- Increasing the role and requirements of servicers in the loss mitigation stage of a delinquent account including additional steps during the foreclosure process.
- Clarification of how servicers must treat periodic payments made by consumers who are “performing under either temporary loss mitigation programs or permanent loan modifications.”
These newly proposed changes could, if enacted, increase the burdens placed upon servicers prior to and during foreclosure or other phases of the collection and enforcement process once an account becomes delinquent. As a result, the already lengthy process would be even longer resulting in increased costs and fees to the consumer in the form of greater loan scrutiny on the front-end of the mortgage process and increased interest rates and costs, and to the mortgage loan holders and servicers through greater legal fees and “carrying costs” for delinquent mortgage loans.
If ultimately passed, the new rules are not likely to come into effect until, at the earliest, mid-year of 2015, so the actual impact on the mortgage industry is only speculative at this point. Like Sisyphus, the consumer mortgage industry may be forced to push a larger boulder up the hill only to watch it role back down again as it tries to comply with the greater requirements for delinquent and defaulted obligations. Mortgage-based litigation, i.e., litigation challenging delinquent accounts and subsequent foreclosures, is already at an all-time high, and these newly proposed rule modifications will only increase the problem.
The following link sets forth the proposed changes and the CFPB’s explanation of the changes: http://goo.gl/6v1OMX
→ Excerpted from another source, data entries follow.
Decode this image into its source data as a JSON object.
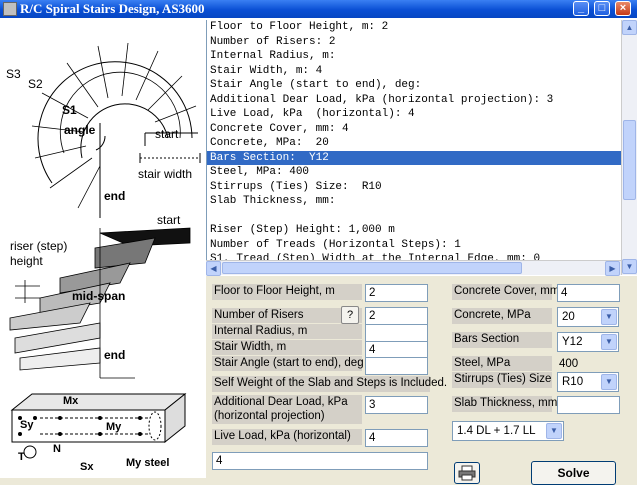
{
  "window": {
    "title": "R/C Spiral Stairs Design, AS3600",
    "minimize": "_",
    "maximize": "□",
    "close": "×"
  },
  "figure": {
    "labels": {
      "s3": "S3",
      "s2": "S2",
      "s1": "S1",
      "angle": "angle",
      "start_top": "start",
      "stair_width": "stair width",
      "end_top": "end",
      "start_side": "start",
      "riser_step": "riser (step)",
      "height": "height",
      "mid_span": "mid-span",
      "end_side": "end"
    },
    "section_labels": {
      "mx": "Mx",
      "sy": "Sy",
      "my": "My",
      "t": "T",
      "n": "N",
      "sx": "Sx",
      "my_steel": "My steel"
    }
  },
  "output": {
    "lines": [
      "Floor to Floor Height, m: 2",
      "Number of Risers: 2",
      "Internal Radius, m:",
      "Stair Width, m: 4",
      "Stair Angle (start to end), deg:",
      "Additional Dear Load, kPa (horizontal projection): 3",
      "Live Load, kPa  (horizontal): 4",
      "Concrete Cover, mm: 4",
      "Concrete, MPa:  20",
      "Bars Section:  Y12",
      "Steel, MPa: 400",
      "Stirrups (Ties) Size:  R10",
      "Slab Thickness, mm:",
      "",
      "Riser (Step) Height: 1,000 m",
      "Number of Treads (Horizontal Steps): 1",
      "S1, Tread (Step) Width at the Internal Edge, mm: 0"
    ],
    "selected_index": 9
  },
  "form": {
    "floor_height": {
      "label": "Floor to Floor Height, m",
      "value": "2"
    },
    "risers": {
      "label": "Number of Risers",
      "value": "2",
      "help": "?"
    },
    "internal_radius": {
      "label": "Internal Radius, m",
      "value": ""
    },
    "stair_width": {
      "label": "Stair Width, m",
      "value": "4"
    },
    "stair_angle": {
      "label": "Stair Angle (start to end), deg",
      "value": ""
    },
    "self_weight_note": "Self Weight of the Slab and Steps is Included.",
    "dead_load": {
      "label_line1": "Additional Dear Load, kPa",
      "label_line2": "(horizontal projection)",
      "value": "3"
    },
    "live_load": {
      "label": "Live Load, kPa  (horizontal)",
      "value": "4"
    },
    "bottom_value": "4",
    "concrete_cover": {
      "label": "Concrete Cover, mm",
      "value": "4"
    },
    "concrete": {
      "label": "Concrete, MPa",
      "value": "20"
    },
    "bars_section": {
      "label": "Bars Section",
      "value": "Y12"
    },
    "steel": {
      "label": "Steel, MPa",
      "value": "400"
    },
    "stirrups": {
      "label": "Stirrups (Ties) Size",
      "value": "R10"
    },
    "slab_thickness": {
      "label": "Slab Thickness, mm",
      "value": ""
    },
    "load_combo": {
      "value": "1.4 DL + 1.7 LL"
    },
    "print_icon": "printer-icon",
    "solve_label": "Solve"
  }
}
For more information about this topic or any others, please contact Ronn Steen. He can be reached at (615) 465-6010 or by email at [email protected]